Cooper didn’t have to ponder for long before issuing yet another in his string of vetoes. House and Senate leaders, secure in their super-majorities, vowed that another override would follow. Still, they may have to contend with legal challenges. Kids on a playground can see the unfairness in doing the sort of rules flip-flop that legislative chiefs want to do.

Bad language

The extra session has had another ugly piece of business on its schedule. It involves the aforementioned constitutional amendments — which are either unnecessary, cynically partisan or destructive of tried-and-true democratic principles. In some cases, all of the above.

The referendum language set to appear on ballots typically does a poor job of describing the proposed changes. And those changes would have to be followed up with legislation that hasn’t yet been put on the table where voters can see it. For instance, the amendment embedding in the state constitution a requirement that in-person voters show a voter ID doesn’t specify the type of ID or who might be exempted, such as someone who had neither a driver’s license nor birth certificate.

A strict ID law could end up preventing people otherwise eligible to vote from actually casting ballots – and it’s likely that many such folks would fall into the ranks of the disadvantaged.

Another amendment — whose main effect would be to take away the governor’s authority to appoint members of numerous boards and commissions, thus making it harder to carry out the platform on which he or she was elected – would be presented via an evasive description that doesn’t even mention the governor.

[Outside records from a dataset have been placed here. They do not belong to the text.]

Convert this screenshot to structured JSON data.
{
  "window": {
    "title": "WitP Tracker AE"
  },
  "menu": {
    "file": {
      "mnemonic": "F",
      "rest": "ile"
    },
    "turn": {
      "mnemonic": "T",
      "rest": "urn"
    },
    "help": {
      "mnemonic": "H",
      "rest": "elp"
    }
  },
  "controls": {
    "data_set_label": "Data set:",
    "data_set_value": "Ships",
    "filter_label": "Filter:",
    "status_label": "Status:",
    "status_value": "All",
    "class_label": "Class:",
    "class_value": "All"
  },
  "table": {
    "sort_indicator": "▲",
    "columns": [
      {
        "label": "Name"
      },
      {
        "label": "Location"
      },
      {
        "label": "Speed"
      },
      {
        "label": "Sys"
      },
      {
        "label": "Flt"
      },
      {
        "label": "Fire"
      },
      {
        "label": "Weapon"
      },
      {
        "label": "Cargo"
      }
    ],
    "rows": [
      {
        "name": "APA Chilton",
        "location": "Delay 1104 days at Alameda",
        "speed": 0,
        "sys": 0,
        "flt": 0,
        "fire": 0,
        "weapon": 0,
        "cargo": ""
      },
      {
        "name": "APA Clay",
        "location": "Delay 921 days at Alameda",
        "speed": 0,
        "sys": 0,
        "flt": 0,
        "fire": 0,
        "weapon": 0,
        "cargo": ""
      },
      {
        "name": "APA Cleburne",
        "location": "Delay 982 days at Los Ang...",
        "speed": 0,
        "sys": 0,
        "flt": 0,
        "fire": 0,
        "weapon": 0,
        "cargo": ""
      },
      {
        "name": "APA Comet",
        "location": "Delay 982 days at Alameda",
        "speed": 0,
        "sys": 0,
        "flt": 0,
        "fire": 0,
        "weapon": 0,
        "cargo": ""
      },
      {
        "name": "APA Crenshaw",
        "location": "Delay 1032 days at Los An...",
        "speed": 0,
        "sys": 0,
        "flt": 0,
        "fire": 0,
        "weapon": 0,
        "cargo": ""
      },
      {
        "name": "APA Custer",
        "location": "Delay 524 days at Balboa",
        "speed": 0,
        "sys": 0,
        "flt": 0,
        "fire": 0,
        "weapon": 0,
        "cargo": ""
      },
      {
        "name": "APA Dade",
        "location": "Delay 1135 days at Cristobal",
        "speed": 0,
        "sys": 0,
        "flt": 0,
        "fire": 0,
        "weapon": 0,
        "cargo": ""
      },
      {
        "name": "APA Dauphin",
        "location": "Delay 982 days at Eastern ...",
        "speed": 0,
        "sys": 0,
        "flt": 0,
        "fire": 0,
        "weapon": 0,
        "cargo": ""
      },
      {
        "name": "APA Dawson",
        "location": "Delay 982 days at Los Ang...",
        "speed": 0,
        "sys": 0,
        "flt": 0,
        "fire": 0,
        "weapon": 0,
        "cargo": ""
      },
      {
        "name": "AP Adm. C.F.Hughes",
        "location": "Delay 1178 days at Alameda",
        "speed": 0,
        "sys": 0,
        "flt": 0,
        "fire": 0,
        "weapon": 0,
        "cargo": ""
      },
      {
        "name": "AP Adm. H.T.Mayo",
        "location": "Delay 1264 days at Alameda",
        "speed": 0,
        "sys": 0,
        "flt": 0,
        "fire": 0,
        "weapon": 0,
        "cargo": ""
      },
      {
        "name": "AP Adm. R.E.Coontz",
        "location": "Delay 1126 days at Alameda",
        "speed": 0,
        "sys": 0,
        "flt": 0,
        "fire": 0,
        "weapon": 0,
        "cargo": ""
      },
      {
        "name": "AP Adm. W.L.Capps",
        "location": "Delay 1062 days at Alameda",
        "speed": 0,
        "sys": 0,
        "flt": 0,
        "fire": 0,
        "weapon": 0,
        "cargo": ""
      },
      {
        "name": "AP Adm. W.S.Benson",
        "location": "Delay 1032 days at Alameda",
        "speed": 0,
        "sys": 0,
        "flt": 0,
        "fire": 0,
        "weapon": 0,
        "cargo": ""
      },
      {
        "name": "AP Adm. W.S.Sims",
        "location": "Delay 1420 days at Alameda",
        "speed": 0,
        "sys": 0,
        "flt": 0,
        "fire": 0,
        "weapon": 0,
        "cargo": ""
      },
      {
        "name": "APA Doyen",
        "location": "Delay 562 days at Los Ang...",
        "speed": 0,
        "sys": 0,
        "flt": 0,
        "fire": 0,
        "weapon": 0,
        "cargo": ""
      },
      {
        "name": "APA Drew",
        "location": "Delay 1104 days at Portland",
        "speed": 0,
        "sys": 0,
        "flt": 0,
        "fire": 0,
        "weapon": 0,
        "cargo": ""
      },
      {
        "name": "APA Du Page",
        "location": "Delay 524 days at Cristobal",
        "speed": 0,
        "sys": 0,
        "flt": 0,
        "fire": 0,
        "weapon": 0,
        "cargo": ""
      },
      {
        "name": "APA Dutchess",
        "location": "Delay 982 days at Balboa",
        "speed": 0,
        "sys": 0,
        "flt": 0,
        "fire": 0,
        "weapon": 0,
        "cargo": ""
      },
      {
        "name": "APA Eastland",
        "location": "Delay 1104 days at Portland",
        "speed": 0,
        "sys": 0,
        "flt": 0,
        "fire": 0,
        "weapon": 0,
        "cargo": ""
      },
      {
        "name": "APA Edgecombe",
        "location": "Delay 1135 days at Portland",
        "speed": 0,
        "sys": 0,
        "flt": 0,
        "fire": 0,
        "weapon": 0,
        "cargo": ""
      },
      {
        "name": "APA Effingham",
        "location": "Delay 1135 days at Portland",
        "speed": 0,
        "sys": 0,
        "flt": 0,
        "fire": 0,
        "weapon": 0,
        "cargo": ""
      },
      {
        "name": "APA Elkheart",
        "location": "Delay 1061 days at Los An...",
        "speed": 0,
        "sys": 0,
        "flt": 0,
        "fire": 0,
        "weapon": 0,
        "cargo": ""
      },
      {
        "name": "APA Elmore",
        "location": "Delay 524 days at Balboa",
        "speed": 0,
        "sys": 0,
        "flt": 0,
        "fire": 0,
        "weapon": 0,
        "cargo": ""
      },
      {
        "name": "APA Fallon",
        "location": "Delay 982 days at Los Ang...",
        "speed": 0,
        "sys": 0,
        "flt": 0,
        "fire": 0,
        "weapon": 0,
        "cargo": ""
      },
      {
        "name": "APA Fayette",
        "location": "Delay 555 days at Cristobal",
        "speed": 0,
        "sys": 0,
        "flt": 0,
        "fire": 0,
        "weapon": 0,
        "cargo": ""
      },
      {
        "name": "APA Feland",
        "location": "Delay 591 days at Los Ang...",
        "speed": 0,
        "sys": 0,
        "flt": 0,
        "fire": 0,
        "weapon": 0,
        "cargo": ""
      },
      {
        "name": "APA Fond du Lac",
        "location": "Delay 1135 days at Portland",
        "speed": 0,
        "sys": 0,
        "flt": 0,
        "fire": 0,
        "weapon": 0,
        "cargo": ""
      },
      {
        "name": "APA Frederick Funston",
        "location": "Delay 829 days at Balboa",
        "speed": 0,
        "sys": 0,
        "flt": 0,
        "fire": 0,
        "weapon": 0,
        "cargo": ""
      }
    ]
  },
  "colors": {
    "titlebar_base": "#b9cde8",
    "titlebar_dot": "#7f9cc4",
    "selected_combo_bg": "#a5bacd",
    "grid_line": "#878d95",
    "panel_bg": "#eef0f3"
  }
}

Under a law enacted in 2016, a panel consisting of the state attorney general, the secretary of state and the legislature’s chief administrative officer was to be responsible for writing brief titles or “captions” explaining proposed amendments. The captions would appear on the ballot.

But Republican legislators couldn’t abide the prospect of a panel whose members would include two Democrats (Attorney General Josh Stein and Secretary of State Elaine Marshall) along with just one Republican (Legislative Services Officer Paul Coble) writing those captions. The fear, plainly, was that voters might see some information that hadn’t been crafted to conceal the amendment’s true impacts.

So when legislators gathered on July 24, by day’s end they had enacted and sent to Cooper a bill stripping the panel of its responsibility to write those ballot captions. Proposed amendments would have no title except simply “Constitutional Amendment.” No wonder Cooper again brought down his veto stamp. And no wonder top legislators again vowed to override.

This is a legislature that wants to bend the judicial branch to its will – to put people on the bench viewed as reliable allies who will go along with its efforts to consolidate power and enact its small-government, anti-regulation agenda catering to the privileged.

The N.C. Council of Churches, mindful of the harm the proposed amendments would do and of the motives driving them, stands in opposition to all six. And it recognizes the hypocrisy of legislators who tilt the rules for judicial selection to help their favored candidates – the same judges who determine whether laws enacted by those legislators are constitutional. That’s what we’re dealing with here, and the well-being of many of our fellow North Carolinians hangs in the balance.

Steve Ford, former editorial page editor at Raleigh’s News & Observer, is now a Volunteer Program Associate at the North Carolina Council of Churches.